The Government’s much-trumpeted commitment to design is in danger of ringing hollow if its Creative Industries taskforce fails to find a clear focus, claim design industry bodies.
The Government has already been heavily criticised on its handling of the Millennium Exhibition at Greenwich. And many product designers were outraged when it emerged they would not be credited automatically in the Government’s Millennium Products initiative (DW 19 December 1997).
Now the Creative Industries taskforce, set up to define, quantify and develop the creative sector, is in danger of losing credibility in its capacity as analyst for the design sector.
Design is one of the 11 creative industries being examined, and is being coordinated by media and telecommunications group Spectrum Strategy Consultants (DW 16 January). “We were going to report to Culture Secretary [Chris Smith] on 18 February, but have put it back by about six weeks,” says Spectrum managing director Janice Hughes. She volunteered her group to help with the project.
Spectrum has also dropped parts of its original remit. This was to gather statistics on the value of design to the economy, its export value, its employment levels, the longer term prospects for the industry, and tighter definitions. “We are wrestling with what design means and haven’t yet come up with any industry figures as yet,” says Spectrum associate Harry Hobson, who is co-ordinating the project.
The design industry has welcomed the taskforce and Spectrum’s contribution. But many feel the task is too ambitious and not adequately resourced.
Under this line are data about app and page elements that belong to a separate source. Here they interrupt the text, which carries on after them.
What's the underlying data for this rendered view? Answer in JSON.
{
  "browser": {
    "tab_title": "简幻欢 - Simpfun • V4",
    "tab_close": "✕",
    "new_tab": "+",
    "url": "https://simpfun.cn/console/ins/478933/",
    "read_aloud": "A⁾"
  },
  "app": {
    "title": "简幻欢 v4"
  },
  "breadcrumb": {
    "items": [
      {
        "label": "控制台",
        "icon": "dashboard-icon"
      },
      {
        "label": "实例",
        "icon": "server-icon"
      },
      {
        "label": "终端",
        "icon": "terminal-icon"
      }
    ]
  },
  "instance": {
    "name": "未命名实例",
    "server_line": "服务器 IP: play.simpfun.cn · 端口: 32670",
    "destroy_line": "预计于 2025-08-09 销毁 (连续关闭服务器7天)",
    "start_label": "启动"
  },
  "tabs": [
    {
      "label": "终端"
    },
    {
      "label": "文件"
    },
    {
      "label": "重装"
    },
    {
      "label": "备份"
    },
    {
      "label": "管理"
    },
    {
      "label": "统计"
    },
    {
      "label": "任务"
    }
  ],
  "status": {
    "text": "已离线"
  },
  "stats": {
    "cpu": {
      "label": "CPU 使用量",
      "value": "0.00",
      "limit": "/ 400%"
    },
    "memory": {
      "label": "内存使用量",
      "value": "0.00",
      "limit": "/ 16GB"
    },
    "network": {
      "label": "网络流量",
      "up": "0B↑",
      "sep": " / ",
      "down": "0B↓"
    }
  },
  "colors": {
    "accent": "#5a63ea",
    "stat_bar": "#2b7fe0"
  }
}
Hobson admits he has little experience of the design industry.
Design Business Association chief executive Ian Rowland-Hill says: “Anybody conducting such a project has a problem if they do not work in the design industry. No one person has an all-encompassing view, but it really needs to be run by someone with a good overview, who can pull all the survey’s findings together.”
Circus associate Simon Mottram adds: “On the one hand the Government has a very sophisticated understanding of design, but on the other it has set up a taskforce which doesn’t seem very sure of itself and doesn’t have adequate resources.”
Mottram has just joined Circus from his position as director of strategy and identity at Interbrand Newell and Sorrell.
“If all the relevant bodies are not consulted the Government is in danger of losing credibility over its commitment to design,” says Chartered Society of Designers president Adrianne Leman. Spectrum has not yet approached the DBA or the CSD.
A question mark also hangs over parts of the taskforce’s remit. “It is incredibly hard to quantify the value of design. Emotional and psychological factors have a long-term effect on a brand and design cannot be separated from the rest of the marketing mix,” says Mottram.